JACKSON – Starting this summer, first-time teen-age drivers will have to wait another six months to get behind the wheel by themselves and cannot be texting when doing so.
Earlier this week, Gov. Haley Barbour signed into law a bill passed by the Mississippi Legislature to make teen-agers wait a little longer to get a driver’s license. The bill also makes it illegal for 15 -and -16 year-olds to text while driving.
The goal of the legislation, supporters say, is to make the state’s roadways safer.
“I think this bill will give young drivers more experience driving with people over the age of 21,” said Sen. Gray Tollison, D-Oxford, who has worked in recent years to pass similar legislation. “Ultimately, I think it will save lives.”
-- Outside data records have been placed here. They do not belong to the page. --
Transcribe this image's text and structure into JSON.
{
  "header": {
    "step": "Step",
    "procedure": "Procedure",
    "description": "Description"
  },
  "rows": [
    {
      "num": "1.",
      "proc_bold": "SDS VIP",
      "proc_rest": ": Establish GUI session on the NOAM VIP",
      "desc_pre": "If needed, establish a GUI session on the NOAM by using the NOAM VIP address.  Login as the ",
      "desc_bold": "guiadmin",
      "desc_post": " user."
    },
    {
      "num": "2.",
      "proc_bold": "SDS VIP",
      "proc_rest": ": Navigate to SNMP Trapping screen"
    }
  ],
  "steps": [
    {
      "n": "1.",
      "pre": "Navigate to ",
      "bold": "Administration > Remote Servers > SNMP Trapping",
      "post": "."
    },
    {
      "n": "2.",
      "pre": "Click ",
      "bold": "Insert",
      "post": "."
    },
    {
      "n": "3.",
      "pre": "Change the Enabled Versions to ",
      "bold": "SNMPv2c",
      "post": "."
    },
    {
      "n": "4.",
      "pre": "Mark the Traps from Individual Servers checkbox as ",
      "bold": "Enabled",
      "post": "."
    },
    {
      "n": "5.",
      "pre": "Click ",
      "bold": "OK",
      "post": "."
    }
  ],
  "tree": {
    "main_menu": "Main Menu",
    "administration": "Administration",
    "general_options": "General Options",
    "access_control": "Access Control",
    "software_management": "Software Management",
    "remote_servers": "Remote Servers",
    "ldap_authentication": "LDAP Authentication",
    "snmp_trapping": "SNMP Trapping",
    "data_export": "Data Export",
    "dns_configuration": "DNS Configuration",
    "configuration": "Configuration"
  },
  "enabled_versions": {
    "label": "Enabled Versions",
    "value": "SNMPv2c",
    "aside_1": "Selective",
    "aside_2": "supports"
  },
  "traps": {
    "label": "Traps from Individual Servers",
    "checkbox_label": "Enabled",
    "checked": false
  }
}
Under the new law, which takes effect July 1, a teen-ager can still get a learner’s permit at age 15 and drive with a licensed adult over the age of 21 in the vehicle. But under the new law, the teen will have to hold the learner’s permit for one year instead of six months.
After one year of driving with a learner’s permit with no accidents or traffic citations, a teen can get an intermediate license that restricts the driving by time of day.
After six months, the teen can get the regular license.
The change will mean the earliest a teen can get a regular license is 16 1/2 instead of 16.
House Transportation Committee Chairman Warner McBride, D-Courtland, said the legislation is needed because statistics indicate that new drivers are more likely to have deadly wrecks.
He said Mississippi traditionally has the highest or second highest teen driving fatality rate.
According to DriveHomeSafe.com, teens make up 7 percent of the total driving population, but 14 percent of all traffic fatalities. Their age group also is the most prone to be involved in single-vehicle accidents.
With the legislation, said McBride, “we’re trying to save lives.”
The ban on text messaging for those with a permit and with an intermediate license was added to the legislation on the House floor via amendment.
There is a $500 fine for those caught texting while driving.
“I think it will be hard to enforce, but we are making a statement as public policy it is not good for young people to text while behind the wheel,” Tollison said. “It is dangerous.”

 

Bobby Harrison/Daily Journal